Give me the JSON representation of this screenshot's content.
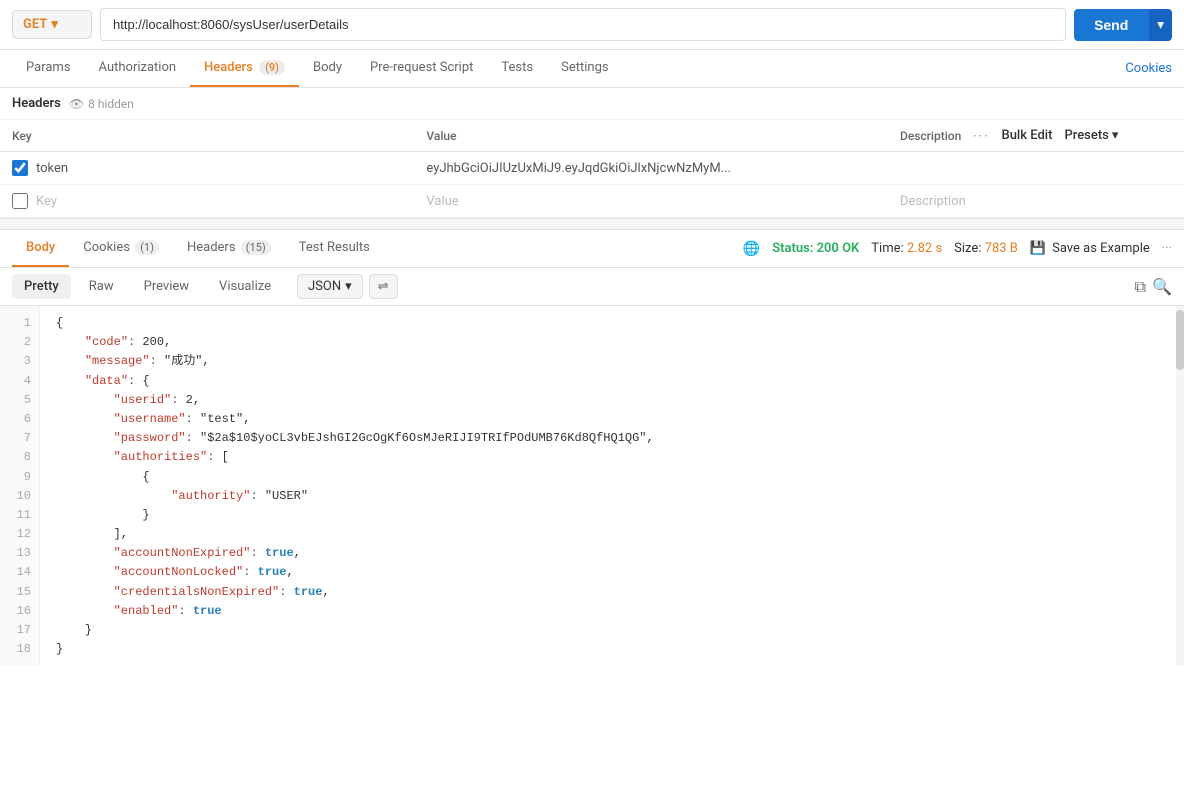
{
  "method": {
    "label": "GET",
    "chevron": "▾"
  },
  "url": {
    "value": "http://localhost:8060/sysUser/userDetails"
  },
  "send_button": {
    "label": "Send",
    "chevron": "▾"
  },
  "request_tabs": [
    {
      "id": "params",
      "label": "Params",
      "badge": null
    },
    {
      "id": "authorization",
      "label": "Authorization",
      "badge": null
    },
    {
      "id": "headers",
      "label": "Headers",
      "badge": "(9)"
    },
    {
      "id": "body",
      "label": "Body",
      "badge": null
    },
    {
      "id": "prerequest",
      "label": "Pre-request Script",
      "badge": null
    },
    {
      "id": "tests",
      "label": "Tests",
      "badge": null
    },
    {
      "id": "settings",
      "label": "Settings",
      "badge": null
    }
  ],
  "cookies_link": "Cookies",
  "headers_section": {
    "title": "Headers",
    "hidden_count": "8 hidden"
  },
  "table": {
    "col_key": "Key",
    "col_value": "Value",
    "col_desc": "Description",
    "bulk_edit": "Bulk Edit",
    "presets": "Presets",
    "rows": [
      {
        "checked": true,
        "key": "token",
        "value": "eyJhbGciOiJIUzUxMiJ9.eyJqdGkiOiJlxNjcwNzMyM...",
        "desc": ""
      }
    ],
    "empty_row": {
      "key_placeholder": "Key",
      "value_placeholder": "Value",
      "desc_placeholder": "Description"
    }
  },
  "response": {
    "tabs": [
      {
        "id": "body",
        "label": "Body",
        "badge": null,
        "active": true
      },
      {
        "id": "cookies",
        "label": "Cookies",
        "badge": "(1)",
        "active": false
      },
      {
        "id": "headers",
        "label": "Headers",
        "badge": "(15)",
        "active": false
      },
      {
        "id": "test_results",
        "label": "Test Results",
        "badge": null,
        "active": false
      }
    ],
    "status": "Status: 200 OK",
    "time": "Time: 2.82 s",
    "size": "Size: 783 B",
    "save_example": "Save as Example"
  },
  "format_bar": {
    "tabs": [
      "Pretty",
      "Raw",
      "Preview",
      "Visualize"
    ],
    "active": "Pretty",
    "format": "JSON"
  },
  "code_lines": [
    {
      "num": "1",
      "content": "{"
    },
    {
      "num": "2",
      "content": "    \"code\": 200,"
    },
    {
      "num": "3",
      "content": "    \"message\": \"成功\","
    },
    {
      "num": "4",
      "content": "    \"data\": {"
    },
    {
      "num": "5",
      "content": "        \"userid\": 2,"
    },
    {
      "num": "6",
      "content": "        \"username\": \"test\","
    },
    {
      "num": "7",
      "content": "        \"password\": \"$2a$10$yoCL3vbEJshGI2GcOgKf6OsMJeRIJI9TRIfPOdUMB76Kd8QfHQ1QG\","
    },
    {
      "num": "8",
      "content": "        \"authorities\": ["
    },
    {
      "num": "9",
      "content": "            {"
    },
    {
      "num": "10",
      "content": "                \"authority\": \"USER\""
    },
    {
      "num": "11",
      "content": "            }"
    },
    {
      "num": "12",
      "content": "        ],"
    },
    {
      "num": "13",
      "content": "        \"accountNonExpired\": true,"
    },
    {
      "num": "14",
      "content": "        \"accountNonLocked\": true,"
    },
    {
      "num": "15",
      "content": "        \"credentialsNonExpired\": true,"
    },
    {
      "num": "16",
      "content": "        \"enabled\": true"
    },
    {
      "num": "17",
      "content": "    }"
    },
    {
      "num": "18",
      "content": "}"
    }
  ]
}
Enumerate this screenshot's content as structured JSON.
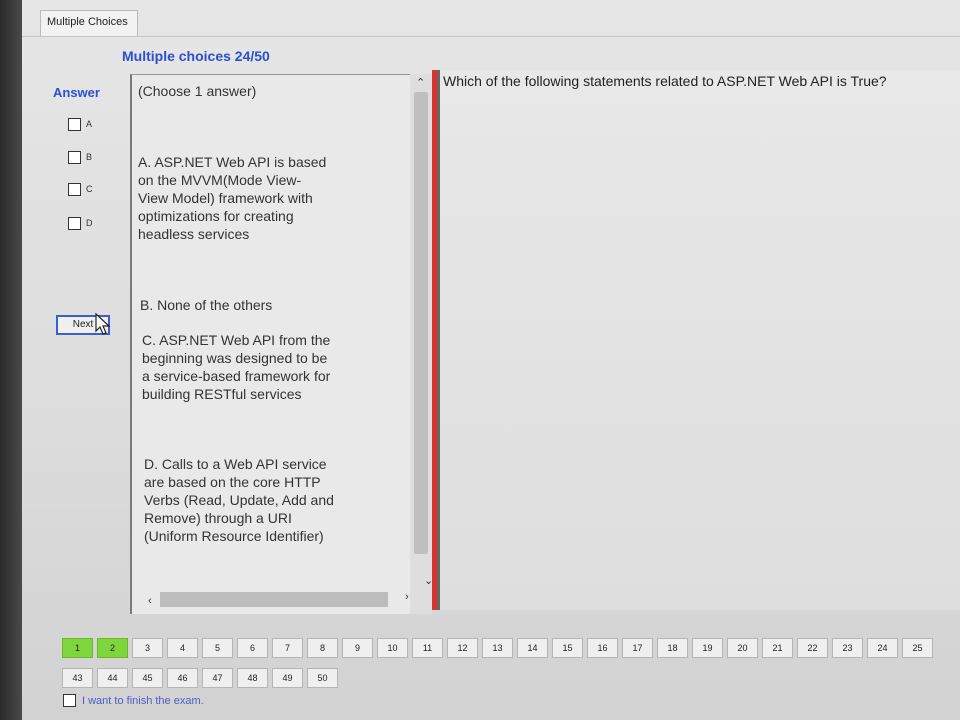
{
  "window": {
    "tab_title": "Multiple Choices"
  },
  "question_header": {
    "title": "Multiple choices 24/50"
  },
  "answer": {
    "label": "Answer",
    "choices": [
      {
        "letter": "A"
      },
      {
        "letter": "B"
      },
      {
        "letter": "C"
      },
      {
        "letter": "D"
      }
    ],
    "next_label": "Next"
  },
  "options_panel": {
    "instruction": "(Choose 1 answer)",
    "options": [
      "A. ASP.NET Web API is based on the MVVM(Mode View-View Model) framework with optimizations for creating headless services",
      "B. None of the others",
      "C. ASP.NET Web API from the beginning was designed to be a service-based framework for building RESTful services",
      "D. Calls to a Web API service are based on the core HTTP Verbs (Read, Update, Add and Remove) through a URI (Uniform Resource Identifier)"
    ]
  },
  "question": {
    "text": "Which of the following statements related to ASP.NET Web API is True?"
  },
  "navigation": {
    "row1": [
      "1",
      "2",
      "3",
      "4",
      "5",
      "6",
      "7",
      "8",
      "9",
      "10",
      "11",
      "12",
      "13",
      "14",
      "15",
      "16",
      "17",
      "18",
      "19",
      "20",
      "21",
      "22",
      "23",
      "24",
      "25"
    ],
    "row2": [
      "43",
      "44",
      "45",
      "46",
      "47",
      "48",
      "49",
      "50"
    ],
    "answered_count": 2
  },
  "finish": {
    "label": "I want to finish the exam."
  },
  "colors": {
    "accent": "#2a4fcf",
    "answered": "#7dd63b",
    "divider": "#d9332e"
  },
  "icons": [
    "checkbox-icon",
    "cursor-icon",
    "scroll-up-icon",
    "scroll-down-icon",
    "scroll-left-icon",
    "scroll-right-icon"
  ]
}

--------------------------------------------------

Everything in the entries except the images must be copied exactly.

Give me the JSON representation of this screenshot's content.
{
  "method": {
    "label": "GET",
    "chevron": "▾"
  },
  "url": {
    "value": "http://localhost:8060/sysUser/userDetails"
  },
  "send_button": {
    "label": "Send",
    "chevron": "▾"
  },
  "request_tabs": [
    {
      "id": "params",
      "label": "Params",
      "badge": null
    },
    {
      "id": "authorization",
      "label": "Authorization",
      "badge": null
    },
    {
      "id": "headers",
      "label": "Headers",
      "badge": "(9)"
    },
    {
      "id": "body",
      "label": "Body",
      "badge": null
    },
    {
      "id": "prerequest",
      "label": "Pre-request Script",
      "badge": null
    },
    {
      "id": "tests",
      "label": "Tests",
      "badge": null
    },
    {
      "id": "settings",
      "label": "Settings",
      "badge": null
    }
  ],
  "cookies_link": "Cookies",
  "headers_section": {
    "title": "Headers",
    "hidden_count": "8 hidden"
  },
  "table": {
    "col_key": "Key",
    "col_value": "Value",
    "col_desc": "Description",
    "bulk_edit": "Bulk Edit",
    "presets": "Presets",
    "rows": [
      {
        "checked": true,
        "key": "token",
        "value": "eyJhbGciOiJIUzUxMiJ9.eyJqdGkiOiJlxNjcwNzMyM...",
        "desc": ""
      }
    ],
    "empty_row": {
      "key_placeholder": "Key",
      "value_placeholder": "Value",
      "desc_placeholder": "Description"
    }
  },
  "response": {
    "tabs": [
      {
        "id": "body",
        "label": "Body",
        "badge": null,
        "active": true
      },
      {
        "id": "cookies",
        "label": "Cookies",
        "badge": "(1)",
        "active": false
      },
      {
        "id": "headers",
        "label": "Headers",
        "badge": "(15)",
        "active": false
      },
      {
        "id": "test_results",
        "label": "Test Results",
        "badge": null,
        "active": false
      }
    ],
    "status": "Status: 200 OK",
    "time": "Time: 2.82 s",
    "size": "Size: 783 B",
    "save_example": "Save as Example"
  },
  "format_bar": {
    "tabs": [
      "Pretty",
      "Raw",
      "Preview",
      "Visualize"
    ],
    "active": "Pretty",
    "format": "JSON"
  },
  "code_lines": [
    {
      "num": "1",
      "content": "{"
    },
    {
      "num": "2",
      "content": "    \"code\": 200,"
    },
    {
      "num": "3",
      "content": "    \"message\": \"成功\","
    },
    {
      "num": "4",
      "content": "    \"data\": {"
    },
    {
      "num": "5",
      "content": "        \"userid\": 2,"
    },
    {
      "num": "6",
      "content": "        \"username\": \"test\","
    },
    {
      "num": "7",
      "content": "        \"password\": \"$2a$10$yoCL3vbEJshGI2GcOgKf6OsMJeRIJI9TRIfPOdUMB76Kd8QfHQ1QG\","
    },
    {
      "num": "8",
      "content": "        \"authorities\": ["
    },
    {
      "num": "9",
      "content": "            {"
    },
    {
      "num": "10",
      "content": "                \"authority\": \"USER\""
    },
    {
      "num": "11",
      "content": "            }"
    },
    {
      "num": "12",
      "content": "        ],"
    },
    {
      "num": "13",
      "content": "        \"accountNonExpired\": true,"
    },
    {
      "num": "14",
      "content": "        \"accountNonLocked\": true,"
    },
    {
      "num": "15",
      "content": "        \"credentialsNonExpired\": true,"
    },
    {
      "num": "16",
      "content": "        \"enabled\": true"
    },
    {
      "num": "17",
      "content": "    }"
    },
    {
      "num": "18",
      "content": "}"
    }
  ]
}
Enumerate this screenshot's content as structured JSON.
{
  "window": {
    "tab_title": "Multiple Choices"
  },
  "question_header": {
    "title": "Multiple choices 24/50"
  },
  "answer": {
    "label": "Answer",
    "choices": [
      {
        "letter": "A"
      },
      {
        "letter": "B"
      },
      {
        "letter": "C"
      },
      {
        "letter": "D"
      }
    ],
    "next_label": "Next"
  },
  "options_panel": {
    "instruction": "(Choose 1 answer)",
    "options": [
      "A. ASP.NET Web API is based on the MVVM(Mode View-View Model) framework with optimizations for creating headless services",
      "B. None of the others",
      "C. ASP.NET Web API from the beginning was designed to be a service-based framework for building RESTful services",
      "D. Calls to a Web API service are based on the core HTTP Verbs (Read, Update, Add and Remove) through a URI (Uniform Resource Identifier)"
    ]
  },
  "question": {
    "text": "Which of the following statements related to ASP.NET Web API is True?"
  },
  "navigation": {
    "row1": [
      "1",
      "2",
      "3",
      "4",
      "5",
      "6",
      "7",
      "8",
      "9",
      "10",
      "11",
      "12",
      "13",
      "14",
      "15",
      "16",
      "17",
      "18",
      "19",
      "20",
      "21",
      "22",
      "23",
      "24",
      "25"
    ],
    "row2": [
      "43",
      "44",
      "45",
      "46",
      "47",
      "48",
      "49",
      "50"
    ],
    "answered_count": 2
  },
  "finish": {
    "label": "I want to finish the exam."
  },
  "colors": {
    "accent": "#2a4fcf",
    "answered": "#7dd63b",
    "divider": "#d9332e"
  },
  "icons": [
    "checkbox-icon",
    "cursor-icon",
    "scroll-up-icon",
    "scroll-down-icon",
    "scroll-left-icon",
    "scroll-right-icon"
  ]
}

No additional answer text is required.